Return all entries below exactly. Skip nothing.

Element data from apps and pages
_____
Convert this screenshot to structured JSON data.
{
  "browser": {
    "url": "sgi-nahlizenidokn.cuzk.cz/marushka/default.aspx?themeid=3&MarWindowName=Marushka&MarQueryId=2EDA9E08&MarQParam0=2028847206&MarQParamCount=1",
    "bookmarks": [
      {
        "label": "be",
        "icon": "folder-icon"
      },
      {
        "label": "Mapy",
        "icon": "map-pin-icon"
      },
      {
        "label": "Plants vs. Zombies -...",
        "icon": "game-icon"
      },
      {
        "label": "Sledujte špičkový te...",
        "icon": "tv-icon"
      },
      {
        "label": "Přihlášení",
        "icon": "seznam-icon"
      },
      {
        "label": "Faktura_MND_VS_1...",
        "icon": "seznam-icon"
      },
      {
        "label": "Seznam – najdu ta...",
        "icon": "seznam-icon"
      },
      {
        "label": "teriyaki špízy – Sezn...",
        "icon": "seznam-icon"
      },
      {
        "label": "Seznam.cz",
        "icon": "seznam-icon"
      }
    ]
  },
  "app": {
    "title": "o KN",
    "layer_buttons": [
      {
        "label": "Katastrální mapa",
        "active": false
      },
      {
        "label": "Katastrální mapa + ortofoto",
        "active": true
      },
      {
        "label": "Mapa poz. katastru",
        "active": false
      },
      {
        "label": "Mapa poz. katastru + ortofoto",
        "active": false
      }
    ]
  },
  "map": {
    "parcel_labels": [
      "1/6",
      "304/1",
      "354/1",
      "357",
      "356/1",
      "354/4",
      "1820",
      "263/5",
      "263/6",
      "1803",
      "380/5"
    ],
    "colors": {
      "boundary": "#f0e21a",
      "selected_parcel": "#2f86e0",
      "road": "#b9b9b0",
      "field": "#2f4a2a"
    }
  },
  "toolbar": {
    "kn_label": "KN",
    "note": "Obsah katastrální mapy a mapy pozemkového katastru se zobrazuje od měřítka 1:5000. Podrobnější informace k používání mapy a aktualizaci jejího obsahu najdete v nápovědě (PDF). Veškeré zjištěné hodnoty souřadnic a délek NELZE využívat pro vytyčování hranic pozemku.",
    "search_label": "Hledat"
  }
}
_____
* ANSWER TO THE EXERCISE
Convert this screenshot to structured JSON data.
{
  "browser": {
    "url": "sgi-nahlizenidokn.cuzk.cz/marushka/default.aspx?themeid=3&MarWindowName=Marushka&MarQueryId=2EDA9E08&MarQParam0=2028847206&MarQParamCount=1",
    "bookmarks": [
      {
        "label": "be",
        "icon": "folder-icon"
      },
      {
        "label": "Mapy",
        "icon": "map-pin-icon"
      },
      {
        "label": "Plants vs. Zombies -...",
        "icon": "game-icon"
      },
      {
        "label": "Sledujte špičkový te...",
        "icon": "tv-icon"
      },
      {
        "label": "Přihlášení",
        "icon": "seznam-icon"
      },
      {
        "label": "Faktura_MND_VS_1...",
        "icon": "seznam-icon"
      },
      {
        "label": "Seznam – najdu ta...",
        "icon": "seznam-icon"
      },
      {
        "label": "teriyaki špízy – Sezn...",
        "icon": "seznam-icon"
      },
      {
        "label": "Seznam.cz",
        "icon": "seznam-icon"
      }
    ]
  },
  "app": {
    "title": "o KN",
    "layer_buttons": [
      {
        "label": "Katastrální mapa",
        "active": false
      },
      {
        "label": "Katastrální mapa + ortofoto",
        "active": true
      },
      {
        "label": "Mapa poz. katastru",
        "active": false
      },
      {
        "label": "Mapa poz. katastru + ortofoto",
        "active": false
      }
    ]
  },
  "map": {
    "parcel_labels": [
      "1/6",
      "304/1",
      "354/1",
      "357",
      "356/1",
      "354/4",
      "1820",
      "263/5",
      "263/6",
      "1803",
      "380/5"
    ],
    "colors": {
      "boundary": "#f0e21a",
      "selected_parcel": "#2f86e0",
      "road": "#b9b9b0",
      "field": "#2f4a2a"
    }
  },
  "toolbar": {
    "kn_label": "KN",
    "note": "Obsah katastrální mapy a mapy pozemkového katastru se zobrazuje od měřítka 1:5000. Podrobnější informace k používání mapy a aktualizaci jejího obsahu najdete v nápovědě (PDF). Veškeré zjištěné hodnoty souřadnic a délek NELZE využívat pro vytyčování hranic pozemku.",
    "search_label": "Hledat"
  }
}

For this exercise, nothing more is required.